Some common vein treatments that Medicare covers include:
• Ultrasound-Guided Sclerotherapy
• Laser Vein Ablation
Medicare will usually cover 80% of these costs. It is useful to have a good supplemental insurance plan to cover the remaining 20% of costs.
Be aware that Medicare Advantage will attach many stipulations to its coverage. Coverage from Medicare Advantage differs from coverage by Medicare.
Medicare and More Varicose Vein Treatments
Varicose vein removal coverage is less straightforward. There are many costs to consider, including:
• Doctor’s Fees
• Facility Cost
• Method of Extraction
• Number of Medical Sessions Needed
Do private health insurance companies, such Blue Cross Blue Shield (BCBS), United Healthcare (UHC) and Aetna, cover varicose vein treatments?
BCBS, UHC and Aetna are three major insurance companies that cover varicose vein treatments. But like Medicare, the companies only cover treatments of medical necessity. They won’t cover costs for a cosmetic procedure.
Each insurance company has its own criteria to meet. Once this occurs, they approve varicose vein treatment.
Contact your own insurance company to learn the specifics of your plan and policy.
Wonder if our office accepts your insurance? Then visit our website for a list of insurances we accept and to see if we are in network for your plan.
What about Varithena®, ClariVein®, and Endovenous Laser Ablation Treatment (EVLT)?
These are three of the outpatient treatments option that we provide for varicose veins.
Will your medical insurance provide coverage?
Varithena is an FDA-approved sclerotherapy medication. Our doctor injects it into the varicose vein to displace the blood and cause the vein to collapse. Medicare and most private insurance companies cover this non-surgical treatment. But again, it must be a medical necessary necessity. And insurance wants to see you first tried conservative treatment options.
ClariVein is a tiny rotating catheter used in non-thermal treatment of varicose veins. Some private insurance companies and Medicare cover vein treatment using the ClariVein catheter.
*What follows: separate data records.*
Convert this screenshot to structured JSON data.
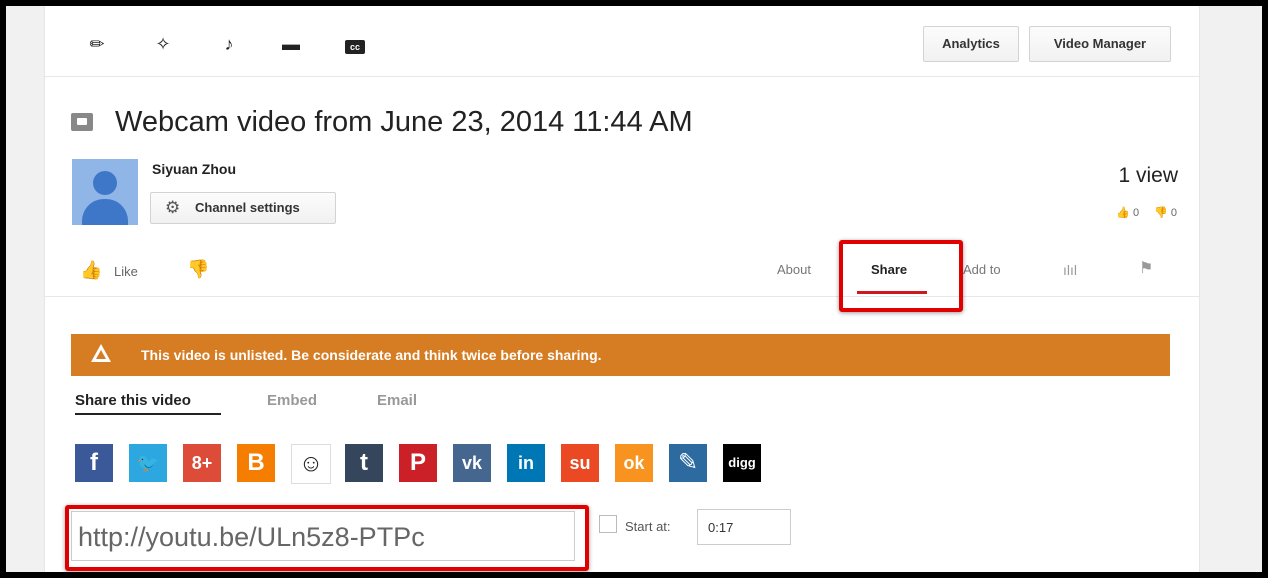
{
  "toolbar": {
    "tools": [
      "pencil-icon",
      "magic-wand-icon",
      "music-note-icon",
      "comment-icon",
      "cc-icon"
    ],
    "cc_label": "cc",
    "analytics_label": "Analytics",
    "video_manager_label": "Video Manager"
  },
  "video": {
    "title": "Webcam video from June 23, 2014 11:44 AM",
    "owner": "Siyuan Zhou",
    "channel_settings_label": "Channel settings",
    "views": "1 view",
    "likes_count": "0",
    "dislikes_count": "0"
  },
  "actions": {
    "like_label": "Like",
    "tabs": [
      "About",
      "Share",
      "Add to"
    ]
  },
  "share": {
    "warning": "This video is unlisted. Be considerate and think twice before sharing.",
    "subtabs": [
      "Share this video",
      "Embed",
      "Email"
    ],
    "url": "http://youtu.be/ULn5z8-PTPc",
    "start_at_label": "Start at:",
    "start_at_value": "0:17",
    "social": [
      {
        "name": "facebook",
        "glyph": "f",
        "color": "#3b5998"
      },
      {
        "name": "twitter",
        "glyph": "🐦",
        "color": "#2ca7e0"
      },
      {
        "name": "google-plus",
        "glyph": "8+",
        "color": "#dd4b39"
      },
      {
        "name": "blogger",
        "glyph": "B",
        "color": "#f57d00"
      },
      {
        "name": "reddit",
        "glyph": "☺",
        "color": "#ffffff"
      },
      {
        "name": "tumblr",
        "glyph": "t",
        "color": "#35465c"
      },
      {
        "name": "pinterest",
        "glyph": "P",
        "color": "#cb2027"
      },
      {
        "name": "vk",
        "glyph": "vk",
        "color": "#45668e"
      },
      {
        "name": "linkedin",
        "glyph": "in",
        "color": "#0077b5"
      },
      {
        "name": "stumbleupon",
        "glyph": "su",
        "color": "#eb4924"
      },
      {
        "name": "odnoklassniki",
        "glyph": "ok",
        "color": "#f7931e"
      },
      {
        "name": "livejournal",
        "glyph": "✎",
        "color": "#2d6aa0"
      },
      {
        "name": "digg",
        "glyph": "digg",
        "color": "#000000"
      }
    ]
  },
  "colors": {
    "warning_bg": "#d67c22",
    "highlight_red": "#e00000",
    "tab_underline": "#cc181e"
  }
}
EVLT uses laser heat to treat varicose veins. We give the patient local anesthesia. Guided by ultrasound, the laser closes off the vein. Our patient’s health insurance usually covers this procedure. Again, insurance companies want to see that we tried other treatment options first.
Let’s not forget about compression socks and stockings
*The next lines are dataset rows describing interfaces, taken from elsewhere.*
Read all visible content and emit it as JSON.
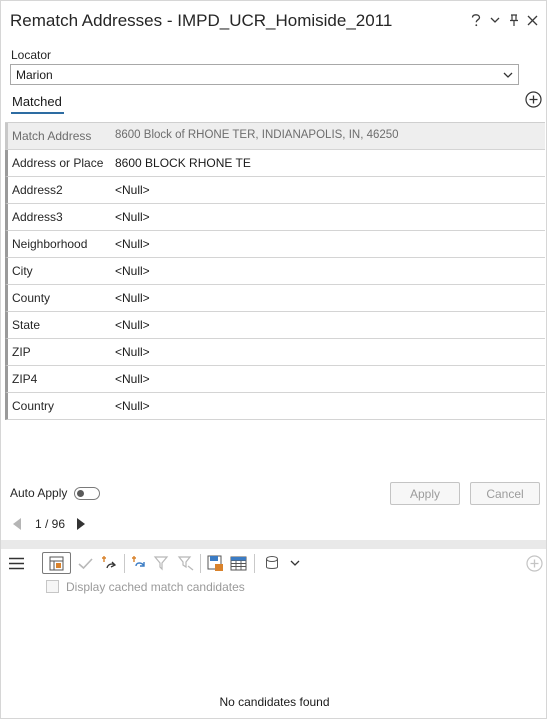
{
  "window": {
    "title": "Rematch Addresses - IMPD_UCR_Homiside_2011",
    "help_label": "?",
    "menu_label": "⌄",
    "pin_label": "📌",
    "close_label": "✕"
  },
  "locator": {
    "label": "Locator",
    "value": "Marion"
  },
  "tabs": [
    {
      "label": "Matched"
    }
  ],
  "fields": [
    {
      "key": "Match Address",
      "value": "8600 Block of RHONE TER, INDIANAPOLIS, IN, 46250"
    },
    {
      "key": "Address or Place",
      "value": "8600 BLOCK RHONE TE"
    },
    {
      "key": "Address2",
      "value": "<Null>"
    },
    {
      "key": "Address3",
      "value": "<Null>"
    },
    {
      "key": "Neighborhood",
      "value": "<Null>"
    },
    {
      "key": "City",
      "value": "<Null>"
    },
    {
      "key": "County",
      "value": "<Null>"
    },
    {
      "key": "State",
      "value": "<Null>"
    },
    {
      "key": "ZIP",
      "value": "<Null>"
    },
    {
      "key": "ZIP4",
      "value": "<Null>"
    },
    {
      "key": "Country",
      "value": "<Null>"
    }
  ],
  "auto_apply": {
    "label": "Auto Apply",
    "on": false
  },
  "buttons": {
    "apply": "Apply",
    "cancel": "Cancel"
  },
  "navigation": {
    "page_text": "1 / 96"
  },
  "candidates": {
    "cached_label": "Display cached match candidates",
    "empty_text": "No candidates found"
  },
  "colors": {
    "accent": "#2d6ca2",
    "brand_orange": "#d9822b",
    "brand_blue": "#3b7cc4"
  }
}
Patients often wear compression socks as a conservative first-line treatment for varicose veins. Patients also need to wear them after vein procedures or surgery. But Medicare does not pay for these socks—even if the doctor writes a prescription.
Medicare Advantage plans may provide some coverage for compression socks or stockings under certain circumstances. This helps since compression socks can cost more than $100 with certain prescriptions.
Are you ready to take the first step?
Does treatment for your varicose veins qualify as a medical necessity? For the answer, contact us for an appointment at New Jersey Varicose Vein Center. You will enjoy visiting our state-of-the-art vein treatment facility. And you will leave with a clear idea of the medical coverage you can expect.